0

0

0

0

0

0

0

0

0

In This Article

Scientists develop low-cost blood test to detect cancers
63

Scientists develop low-cost blood test to detect cancers

Compared to a regular test, the new method reduces the length of DNA to be sequenced by 20 times to detect cancer-specific biomarkers
A representative image, showing a vial of blood with the blood cells arranged in a double-helix
Representational image | Shutterstock

Scientists from the National University of Singapore (NUS) have developed a new, low-cost blood test for detecting cancers. The method works by sequencing blood samples that have been heated to isolate cancer-specific signatures in an individual’s blood.

The liquid biopsy, which is a non-invasive alternative to traditional tissue biopsies, costs about S$50 (around Rs 3,100) from start to finish, compared to other sequencing methods that can cost up to S$1,000 (around Rs 62,000), the researchers said.

“When you have a S$50 test, it opens up a lot of avenues because it is affordable, so you can do the test quite regularly,” said Cheow Lih Feng, assistant professor at NUS, who led the team behind the development of the test, adding that this could make it a mainstay in cancer diagnosis.

The researchers said the test, called Heatrich-BS, improves upon current liquid biopsies as it does not require the entire genome to be sequenced to find the presence of cancer-specific biomarkers. This is a labour-intensive and expensive process.

Instead, the new method discards the non-informative sections of DNA and targets regions where cancer biomarkers are most concentrated.
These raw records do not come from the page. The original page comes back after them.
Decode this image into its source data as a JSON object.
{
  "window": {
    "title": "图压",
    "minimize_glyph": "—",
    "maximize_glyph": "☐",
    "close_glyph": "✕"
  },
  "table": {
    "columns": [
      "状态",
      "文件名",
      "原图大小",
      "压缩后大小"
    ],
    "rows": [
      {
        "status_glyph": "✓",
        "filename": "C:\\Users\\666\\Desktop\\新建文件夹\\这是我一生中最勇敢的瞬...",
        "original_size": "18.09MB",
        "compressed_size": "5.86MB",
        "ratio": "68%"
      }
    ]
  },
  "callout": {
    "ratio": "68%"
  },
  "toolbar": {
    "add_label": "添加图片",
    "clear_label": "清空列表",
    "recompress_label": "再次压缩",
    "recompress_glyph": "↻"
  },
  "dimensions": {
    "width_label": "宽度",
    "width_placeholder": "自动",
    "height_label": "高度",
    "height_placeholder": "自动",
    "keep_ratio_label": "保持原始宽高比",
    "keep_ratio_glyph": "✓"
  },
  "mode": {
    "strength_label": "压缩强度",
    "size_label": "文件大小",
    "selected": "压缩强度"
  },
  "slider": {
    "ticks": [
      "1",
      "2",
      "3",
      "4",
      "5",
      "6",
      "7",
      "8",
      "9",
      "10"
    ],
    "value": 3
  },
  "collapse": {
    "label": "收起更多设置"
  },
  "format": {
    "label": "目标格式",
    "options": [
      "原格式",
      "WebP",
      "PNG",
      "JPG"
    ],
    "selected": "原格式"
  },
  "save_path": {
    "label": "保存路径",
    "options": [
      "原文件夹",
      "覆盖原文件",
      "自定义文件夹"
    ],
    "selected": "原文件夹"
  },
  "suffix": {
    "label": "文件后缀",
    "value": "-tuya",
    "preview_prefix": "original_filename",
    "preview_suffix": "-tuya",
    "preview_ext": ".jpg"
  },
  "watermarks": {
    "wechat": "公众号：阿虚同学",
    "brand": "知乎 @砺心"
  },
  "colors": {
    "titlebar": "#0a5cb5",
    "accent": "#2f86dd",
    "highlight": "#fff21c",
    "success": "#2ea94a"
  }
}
This is achieved by heating the DNA sample, which leaves regions known as CpG islands intact, while destroying the rest of the genetic material.

The remaining genetic material, comprising about 1% of the DNA, is then sequenced to see if it contains cancer biomarkers.

“We are getting a much more sensitive assay at almost the same costs as compared to simple protein biomarker tests,” said Cheow. “Our method really concentrates on sequencing these regions that matter the most.”

The technique can detect tumour load with a 20-fold reduction in the length of DNA that needs to be sequenced to identify cancer markers when compared to standard liquid biopsy techniques.

To validate this new method, the researchers conducted a pilot study with samples from 14 people with colorectal cancer. The samples were collected at different points of time for everyone, and results from the test were compared with conventional testing methods.

In the case of five individuals, the Heatrich assay was able to detect cancer biomarkers earlier than conventional tools. The researchers further said that the performance of the test was comparable to that of a CT scan, the gold standard for diagnosing several types of cancers.

Moreover, the new test reduces the time taken from sample collection to when results are obtained to just 48 hours. “This way, doctors can monitor patients for their response to treatment and tailor their therapy regimes,” Cheow added.

The researchers have filed a patent for the new tool and are exploring its commercial applications.

Share Your Experience/Comments

Leave a Reply

Your email address will not be published. Required fields are marked *

Summit Registration

NOTE: The summit will be held at NIMHANS Convention Centre, Bengaluru.

Wellness Registration Form

-
-
-
Total Amount INR 3000
Trending

Articles

Article
Some couples consciously decide not to have children despite familial and social expectations, wanting to make the best of their relationship. Children should be had for their own sake, says psychotherapist Tasneem Nakhoda
Article
Insufficient consumption of heart-healthy foods can affect cardiovascular health. Experts discuss beneficial dietary choices
Article
Cycling and walking are both great cardiovascular activities that aid weight loss and keep various health conditions away. Pick one that suits your fitness goals and physical condition, say experts
Article
The risk of heart attacks and strokes for middle-aged, overweight people with high blood pressure is 35 percent higher compared to those with a healthy body weight 
Article
Summer drinks, though hydrating, can have excess sugar. Nutritionists suggest a few alternatives to keep the body temperature and sugar levels down
Article
Packed with protein, this recipe will help in weight management by keeping you full for a long time
Trending

Articles

Article
Some couples consciously decide not to have children despite familial and social expectations, wanting to make the best of their relationship. Children should be had for their own sake, says psychotherapist Tasneem Nakhoda
Article
Insufficient consumption of heart-healthy foods can affect cardiovascular health. Experts discuss beneficial dietary choices
Article
Cycling and walking are both great cardiovascular activities that aid weight loss and keep various health conditions away. Pick one that suits your fitness goals and physical condition, say experts

0

0

0

Web Stories 

0

0

0

0

0

0

Opt-in To Our Daily Healthzine

A potion of health & wellness delivered daily to your inbox

Personal stories and insights from doctors, plus practical tips on improving your happiness quotient

 

Opt-in To Our Daily Healthzine

A potion of health & wellness delivered daily to your inbox

Personal stories and insights from doctors, plus practical tips on improving your happiness quotient
We use cookies to customize your user experience, view our policy here

Your feedback has been submitted successfully.

The Happiest Health team will reach out to you at the earliest